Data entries
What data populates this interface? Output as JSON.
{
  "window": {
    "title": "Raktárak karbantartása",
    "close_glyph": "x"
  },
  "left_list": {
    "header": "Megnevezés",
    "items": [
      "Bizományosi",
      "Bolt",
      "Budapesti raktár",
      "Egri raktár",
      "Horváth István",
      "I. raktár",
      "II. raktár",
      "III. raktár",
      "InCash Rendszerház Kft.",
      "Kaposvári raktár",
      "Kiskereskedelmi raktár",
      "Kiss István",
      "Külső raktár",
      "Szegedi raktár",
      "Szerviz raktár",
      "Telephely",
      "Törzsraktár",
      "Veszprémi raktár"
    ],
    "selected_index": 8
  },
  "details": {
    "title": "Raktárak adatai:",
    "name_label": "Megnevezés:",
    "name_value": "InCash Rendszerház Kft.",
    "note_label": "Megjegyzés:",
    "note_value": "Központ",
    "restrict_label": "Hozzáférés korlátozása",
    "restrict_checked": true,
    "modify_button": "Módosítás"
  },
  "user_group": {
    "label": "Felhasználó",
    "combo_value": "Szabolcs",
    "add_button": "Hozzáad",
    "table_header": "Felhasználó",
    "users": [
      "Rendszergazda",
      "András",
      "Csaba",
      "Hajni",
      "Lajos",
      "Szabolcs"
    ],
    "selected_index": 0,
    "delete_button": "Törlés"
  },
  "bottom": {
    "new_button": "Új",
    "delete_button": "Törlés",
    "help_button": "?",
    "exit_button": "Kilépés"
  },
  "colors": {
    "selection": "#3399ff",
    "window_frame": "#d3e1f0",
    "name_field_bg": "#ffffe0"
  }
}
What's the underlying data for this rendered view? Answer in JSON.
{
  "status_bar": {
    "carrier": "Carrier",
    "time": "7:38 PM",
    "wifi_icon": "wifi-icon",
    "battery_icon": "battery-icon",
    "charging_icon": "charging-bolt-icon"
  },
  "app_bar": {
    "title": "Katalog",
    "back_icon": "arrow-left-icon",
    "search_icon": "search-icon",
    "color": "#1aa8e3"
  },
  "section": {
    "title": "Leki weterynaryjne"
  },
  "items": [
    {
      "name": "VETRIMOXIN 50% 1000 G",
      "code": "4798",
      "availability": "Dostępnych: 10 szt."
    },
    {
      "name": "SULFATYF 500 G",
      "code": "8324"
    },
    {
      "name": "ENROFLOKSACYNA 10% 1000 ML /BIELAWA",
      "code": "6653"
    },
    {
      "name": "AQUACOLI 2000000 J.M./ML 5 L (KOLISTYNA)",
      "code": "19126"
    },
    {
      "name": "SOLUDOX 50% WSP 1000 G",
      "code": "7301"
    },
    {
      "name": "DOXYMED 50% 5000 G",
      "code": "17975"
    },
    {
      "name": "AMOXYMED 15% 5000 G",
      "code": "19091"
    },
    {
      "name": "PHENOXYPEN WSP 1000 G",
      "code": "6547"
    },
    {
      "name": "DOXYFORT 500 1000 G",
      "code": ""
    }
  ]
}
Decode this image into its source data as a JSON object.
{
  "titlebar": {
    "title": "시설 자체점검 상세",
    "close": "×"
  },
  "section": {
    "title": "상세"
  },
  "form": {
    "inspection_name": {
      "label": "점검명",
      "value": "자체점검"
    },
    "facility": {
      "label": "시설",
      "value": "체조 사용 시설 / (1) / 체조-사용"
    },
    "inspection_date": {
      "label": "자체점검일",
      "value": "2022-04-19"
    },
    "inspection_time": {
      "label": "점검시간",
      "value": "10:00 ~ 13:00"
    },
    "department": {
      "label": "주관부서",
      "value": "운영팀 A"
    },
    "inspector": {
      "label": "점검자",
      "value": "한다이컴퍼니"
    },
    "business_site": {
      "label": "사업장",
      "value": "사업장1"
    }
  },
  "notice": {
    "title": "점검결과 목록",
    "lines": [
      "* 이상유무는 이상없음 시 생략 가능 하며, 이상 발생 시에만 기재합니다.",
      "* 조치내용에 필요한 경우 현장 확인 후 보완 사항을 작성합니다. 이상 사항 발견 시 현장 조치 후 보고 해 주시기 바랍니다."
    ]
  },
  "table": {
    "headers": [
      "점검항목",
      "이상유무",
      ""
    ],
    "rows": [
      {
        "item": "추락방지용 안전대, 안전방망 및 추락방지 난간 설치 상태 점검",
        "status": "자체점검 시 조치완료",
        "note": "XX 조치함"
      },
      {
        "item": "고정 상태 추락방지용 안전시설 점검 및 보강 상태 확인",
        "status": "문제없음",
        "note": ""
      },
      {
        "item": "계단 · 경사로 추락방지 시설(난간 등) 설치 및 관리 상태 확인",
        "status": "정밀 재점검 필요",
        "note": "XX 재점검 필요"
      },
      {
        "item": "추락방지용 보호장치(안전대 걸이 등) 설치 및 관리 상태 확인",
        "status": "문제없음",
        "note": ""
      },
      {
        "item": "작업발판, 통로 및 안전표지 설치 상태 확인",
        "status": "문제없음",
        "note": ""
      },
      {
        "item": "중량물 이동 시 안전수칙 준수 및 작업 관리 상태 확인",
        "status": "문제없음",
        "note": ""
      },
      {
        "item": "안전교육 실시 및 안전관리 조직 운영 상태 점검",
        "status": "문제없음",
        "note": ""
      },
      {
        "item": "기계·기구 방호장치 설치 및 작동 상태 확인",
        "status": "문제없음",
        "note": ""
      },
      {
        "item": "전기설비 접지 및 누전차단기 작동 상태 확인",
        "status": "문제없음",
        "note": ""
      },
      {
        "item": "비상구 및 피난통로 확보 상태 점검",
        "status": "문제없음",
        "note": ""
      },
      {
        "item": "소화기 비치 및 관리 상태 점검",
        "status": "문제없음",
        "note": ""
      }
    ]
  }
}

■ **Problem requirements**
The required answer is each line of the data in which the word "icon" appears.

■ **Response below**
    "wifi_icon": "wifi-icon",
    "battery_icon": "battery-icon",
    "charging_icon": "charging-bolt-icon"
    "back_icon": "arrow-left-icon",
    "search_icon": "search-icon",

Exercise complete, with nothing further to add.